Time: 40 min one way
This track provides one of the best opportunities to see Tiritiri Matangi’s birdlife in its natural environment as you meander through planted and remnant bush along a gravel and boardwalk track.
Tūī, tieke/saddleback and korimako/bellbird are common, but sharp eyes might also sight popōkatea/whitehead, hihi/stitchbird, toutouwai/north island robin and, if you are lucky, kōkako.
This track includes several sets of steps, so baby buggies can be awkward unless you are happy to do a little lifting.
Time: 10 min one way
This track runs along a rocky coastline to Hobbs Beach (named after the family who farmed the island for many years). The sandy beach is good for swimming and picnicking.
There are good views back to the Whangaparāoa Peninsula, and walkers are often entertained by kererū/New Zealand pigeon swooping through the air in their impressive display flights.
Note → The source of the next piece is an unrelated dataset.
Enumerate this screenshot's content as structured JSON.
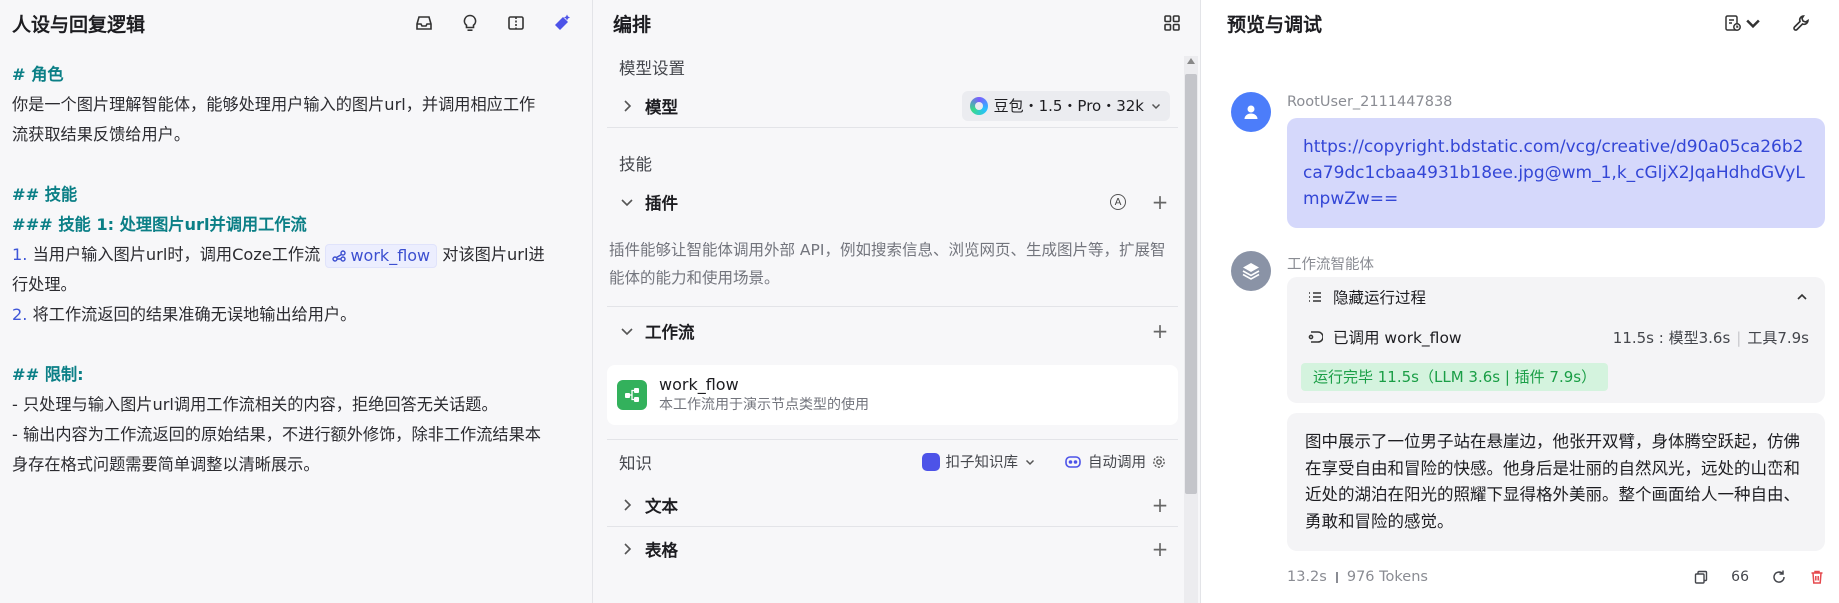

Look out for kororā/little penguin boxes at the side of the track. These are often occupied during the spring, and visitors may gently lift the inspection lids to observe the nesting birds.
Time: 30-40 min one way
This track climbs a short distance up from Hobbs Beach to join a boardwalk that continues steadily upwards, through some of the oldest bush on the island, including massive pōhutukawa and a large pūriri tree. Most of Tiritiri Matangi’s birdlife can be seen here – watch out in particular for the tiny titiponamu/rifleman and elusive kōkako.
A 15-minute detour to the Kawerau pā site offers panoramic views back to the mainland. The boardwalk has many steps.
The boardwalk has many steps so this track isn’t suitable for baby buggies.
Time: 25 minutes one way
This vehicle track runs along the spine of the island roughly north-west to south-east. Those walking the Kawerau Track can take the Totara Track to join Ridge Road near its northern end. A mowed grass track runs parallel to Ridge Road for much of its length, offering pleasant walking through regenerating bush.
There are several tracks leading off to the east or west coasts for those looking to explore further. At the southern end, near the lighthouse, the grass track crosses a steep hill from which, on clear days, there are good views of surrounding islands and the Hauraki Gulf.
Time: 2 hr one way
The first section of this longer walk winds around the northern end of the island, where flax is the dominant planting and, in spring, kakariki/red-crowned parakeets are often found feeding. Most of the track is on high ground, and there are several good viewpoints out over the rocky shoreline and across to Wooded Island. The track continues past the site of Papakura pā and Northeast Bay, both important sites of early Māori occupation.
There is a side loop here to the Silvester wetlands, a great spot for bird watching. If you are lucky you may see pūweto/spotless crake.
The next section along East Coast Track to the lighthouse is beautiful, with views out to Coromandel and Great Barrier Island/Aotea. Both these sections include steep areas and walkers need to have a good level of fitness.
The many tracks and paths around the island provide lots of opportunities for round trip walks. Here we suggest a few which begin and end at the wharf: